_Work to complete_
The expected answer is the complete listing, reproduced character for character.

_Provided data_
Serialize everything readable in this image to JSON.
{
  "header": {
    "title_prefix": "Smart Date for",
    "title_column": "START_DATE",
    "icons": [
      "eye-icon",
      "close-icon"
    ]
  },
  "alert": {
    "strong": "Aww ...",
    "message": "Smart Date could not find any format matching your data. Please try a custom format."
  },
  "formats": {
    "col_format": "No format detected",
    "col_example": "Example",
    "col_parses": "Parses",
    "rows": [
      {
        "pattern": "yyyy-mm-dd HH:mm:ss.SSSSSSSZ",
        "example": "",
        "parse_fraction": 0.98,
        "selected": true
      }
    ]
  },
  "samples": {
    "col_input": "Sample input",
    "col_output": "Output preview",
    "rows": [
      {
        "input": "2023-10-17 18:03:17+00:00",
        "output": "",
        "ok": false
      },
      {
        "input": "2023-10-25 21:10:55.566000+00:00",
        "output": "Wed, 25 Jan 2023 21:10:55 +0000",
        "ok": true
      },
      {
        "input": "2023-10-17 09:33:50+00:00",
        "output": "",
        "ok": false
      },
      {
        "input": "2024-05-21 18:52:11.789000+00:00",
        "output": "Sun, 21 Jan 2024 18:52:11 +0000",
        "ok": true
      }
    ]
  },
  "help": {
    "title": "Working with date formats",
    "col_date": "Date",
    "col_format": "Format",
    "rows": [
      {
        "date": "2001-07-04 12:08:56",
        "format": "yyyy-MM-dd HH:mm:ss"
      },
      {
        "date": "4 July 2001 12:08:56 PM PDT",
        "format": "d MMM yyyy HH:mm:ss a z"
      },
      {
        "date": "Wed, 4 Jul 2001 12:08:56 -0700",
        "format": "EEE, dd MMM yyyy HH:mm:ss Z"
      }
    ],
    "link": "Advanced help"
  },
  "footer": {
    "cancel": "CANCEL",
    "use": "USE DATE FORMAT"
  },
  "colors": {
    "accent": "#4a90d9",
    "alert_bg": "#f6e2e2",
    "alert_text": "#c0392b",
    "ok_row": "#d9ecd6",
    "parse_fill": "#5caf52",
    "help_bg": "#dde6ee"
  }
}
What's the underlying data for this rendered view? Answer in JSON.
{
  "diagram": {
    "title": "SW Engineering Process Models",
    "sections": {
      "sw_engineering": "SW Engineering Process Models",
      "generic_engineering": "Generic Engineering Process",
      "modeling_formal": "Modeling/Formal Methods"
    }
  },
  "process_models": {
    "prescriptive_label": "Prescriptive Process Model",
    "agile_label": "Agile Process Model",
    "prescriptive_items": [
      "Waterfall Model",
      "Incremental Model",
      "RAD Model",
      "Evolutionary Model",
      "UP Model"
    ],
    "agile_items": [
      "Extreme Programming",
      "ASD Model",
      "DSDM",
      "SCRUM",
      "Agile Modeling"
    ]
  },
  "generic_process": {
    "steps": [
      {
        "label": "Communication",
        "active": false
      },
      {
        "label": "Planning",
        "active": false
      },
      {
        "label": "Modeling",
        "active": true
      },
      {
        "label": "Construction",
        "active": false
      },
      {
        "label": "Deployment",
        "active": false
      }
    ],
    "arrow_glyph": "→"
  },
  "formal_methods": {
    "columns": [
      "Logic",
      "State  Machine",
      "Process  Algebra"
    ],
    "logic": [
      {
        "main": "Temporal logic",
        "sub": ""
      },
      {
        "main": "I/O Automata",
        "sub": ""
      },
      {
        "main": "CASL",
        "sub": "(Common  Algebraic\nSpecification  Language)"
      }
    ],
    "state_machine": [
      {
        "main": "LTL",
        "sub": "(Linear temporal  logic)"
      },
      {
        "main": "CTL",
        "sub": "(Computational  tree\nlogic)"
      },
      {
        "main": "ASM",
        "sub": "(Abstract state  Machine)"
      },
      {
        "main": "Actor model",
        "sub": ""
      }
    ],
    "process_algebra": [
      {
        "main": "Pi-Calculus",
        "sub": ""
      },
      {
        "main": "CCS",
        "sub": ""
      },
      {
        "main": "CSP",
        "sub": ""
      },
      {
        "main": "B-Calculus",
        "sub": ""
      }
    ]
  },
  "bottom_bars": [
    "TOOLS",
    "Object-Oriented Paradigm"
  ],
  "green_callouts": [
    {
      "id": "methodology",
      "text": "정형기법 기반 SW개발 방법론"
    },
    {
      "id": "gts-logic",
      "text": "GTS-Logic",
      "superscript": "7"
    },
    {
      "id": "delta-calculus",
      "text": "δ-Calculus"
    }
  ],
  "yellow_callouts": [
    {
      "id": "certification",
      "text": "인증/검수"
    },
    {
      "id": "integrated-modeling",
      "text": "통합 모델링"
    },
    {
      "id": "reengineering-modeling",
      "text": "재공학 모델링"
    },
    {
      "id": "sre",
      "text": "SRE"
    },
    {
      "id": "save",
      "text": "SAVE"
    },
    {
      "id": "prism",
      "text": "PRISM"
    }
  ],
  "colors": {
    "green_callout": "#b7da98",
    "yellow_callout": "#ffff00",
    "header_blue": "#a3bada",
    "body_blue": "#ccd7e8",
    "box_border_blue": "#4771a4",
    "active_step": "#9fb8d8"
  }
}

_Result_
Serialize everything readable in this image to JSON.
{
  "header": {
    "title_prefix": "Smart Date for",
    "title_column": "START_DATE",
    "icons": [
      "eye-icon",
      "close-icon"
    ]
  },
  "alert": {
    "strong": "Aww ...",
    "message": "Smart Date could not find any format matching your data. Please try a custom format."
  },
  "formats": {
    "col_format": "No format detected",
    "col_example": "Example",
    "col_parses": "Parses",
    "rows": [
      {
        "pattern": "yyyy-mm-dd HH:mm:ss.SSSSSSSZ",
        "example": "",
        "parse_fraction": 0.98,
        "selected": true
      }
    ]
  },
  "samples": {
    "col_input": "Sample input",
    "col_output": "Output preview",
    "rows": [
      {
        "input": "2023-10-17 18:03:17+00:00",
        "output": "",
        "ok": false
      },
      {
        "input": "2023-10-25 21:10:55.566000+00:00",
        "output": "Wed, 25 Jan 2023 21:10:55 +0000",
        "ok": true
      },
      {
        "input": "2023-10-17 09:33:50+00:00",
        "output": "",
        "ok": false
      },
      {
        "input": "2024-05-21 18:52:11.789000+00:00",
        "output": "Sun, 21 Jan 2024 18:52:11 +0000",
        "ok": true
      }
    ]
  },
  "help": {
    "title": "Working with date formats",
    "col_date": "Date",
    "col_format": "Format",
    "rows": [
      {
        "date": "2001-07-04 12:08:56",
        "format": "yyyy-MM-dd HH:mm:ss"
      },
      {
        "date": "4 July 2001 12:08:56 PM PDT",
        "format": "d MMM yyyy HH:mm:ss a z"
      },
      {
        "date": "Wed, 4 Jul 2001 12:08:56 -0700",
        "format": "EEE, dd MMM yyyy HH:mm:ss Z"
      }
    ],
    "link": "Advanced help"
  },
  "footer": {
    "cancel": "CANCEL",
    "use": "USE DATE FORMAT"
  },
  "colors": {
    "accent": "#4a90d9",
    "alert_bg": "#f6e2e2",
    "alert_text": "#c0392b",
    "ok_row": "#d9ecd6",
    "parse_fill": "#5caf52",
    "help_bg": "#dde6ee"
  }
}
What's the underlying data for this rendered view? Answer in JSON.
{
  "diagram": {
    "title": "SW Engineering Process Models",
    "sections": {
      "sw_engineering": "SW Engineering Process Models",
      "generic_engineering": "Generic Engineering Process",
      "modeling_formal": "Modeling/Formal Methods"
    }
  },
  "process_models": {
    "prescriptive_label": "Prescriptive Process Model",
    "agile_label": "Agile Process Model",
    "prescriptive_items": [
      "Waterfall Model",
      "Incremental Model",
      "RAD Model",
      "Evolutionary Model",
      "UP Model"
    ],
    "agile_items": [
      "Extreme Programming",
      "ASD Model",
      "DSDM",
      "SCRUM",
      "Agile Modeling"
    ]
  },
  "generic_process": {
    "steps": [
      {
        "label": "Communication",
        "active": false
      },
      {
        "label": "Planning",
        "active": false
      },
      {
        "label": "Modeling",
        "active": true
      },
      {
        "label": "Construction",
        "active": false
      },
      {
        "label": "Deployment",
        "active": false
      }
    ],
    "arrow_glyph": "→"
  },
  "formal_methods": {
    "columns": [
      "Logic",
      "State  Machine",
      "Process  Algebra"
    ],
    "logic": [
      {
        "main": "Temporal logic",
        "sub": ""
      },
      {
        "main": "I/O Automata",
        "sub": ""
      },
      {
        "main": "CASL",
        "sub": "(Common  Algebraic\nSpecification  Language)"
      }
    ],
    "state_machine": [
      {
        "main": "LTL",
        "sub": "(Linear temporal  logic)"
      },
      {
        "main": "CTL",
        "sub": "(Computational  tree\nlogic)"
      },
      {
        "main": "ASM",
        "sub": "(Abstract state  Machine)"
      },
      {
        "main": "Actor model",
        "sub": ""
      }
    ],
    "process_algebra": [
      {
        "main": "Pi-Calculus",
        "sub": ""
      },
      {
        "main": "CCS",
        "sub": ""
      },
      {
        "main": "CSP",
        "sub": ""
      },
      {
        "main": "B-Calculus",
        "sub": ""
      }
    ]
  },
  "bottom_bars": [
    "TOOLS",
    "Object-Oriented Paradigm"
  ],
  "green_callouts": [
    {
      "id": "methodology",
      "text": "정형기법 기반 SW개발 방법론"
    },
    {
      "id": "gts-logic",
      "text": "GTS-Logic",
      "superscript": "7"
    },
    {
      "id": "delta-calculus",
      "text": "δ-Calculus"
    }
  ],
  "yellow_callouts": [
    {
      "id": "certification",
      "text": "인증/검수"
    },
    {
      "id": "integrated-modeling",
      "text": "통합 모델링"
    },
    {
      "id": "reengineering-modeling",
      "text": "재공학 모델링"
    },
    {
      "id": "sre",
      "text": "SRE"
    },
    {
      "id": "save",
      "text": "SAVE"
    },
    {
      "id": "prism",
      "text": "PRISM"
    }
  ],
  "colors": {
    "green_callout": "#b7da98",
    "yellow_callout": "#ffff00",
    "header_blue": "#a3bada",
    "body_blue": "#ccd7e8",
    "box_border_blue": "#4771a4",
    "active_step": "#9fb8d8"
  }
}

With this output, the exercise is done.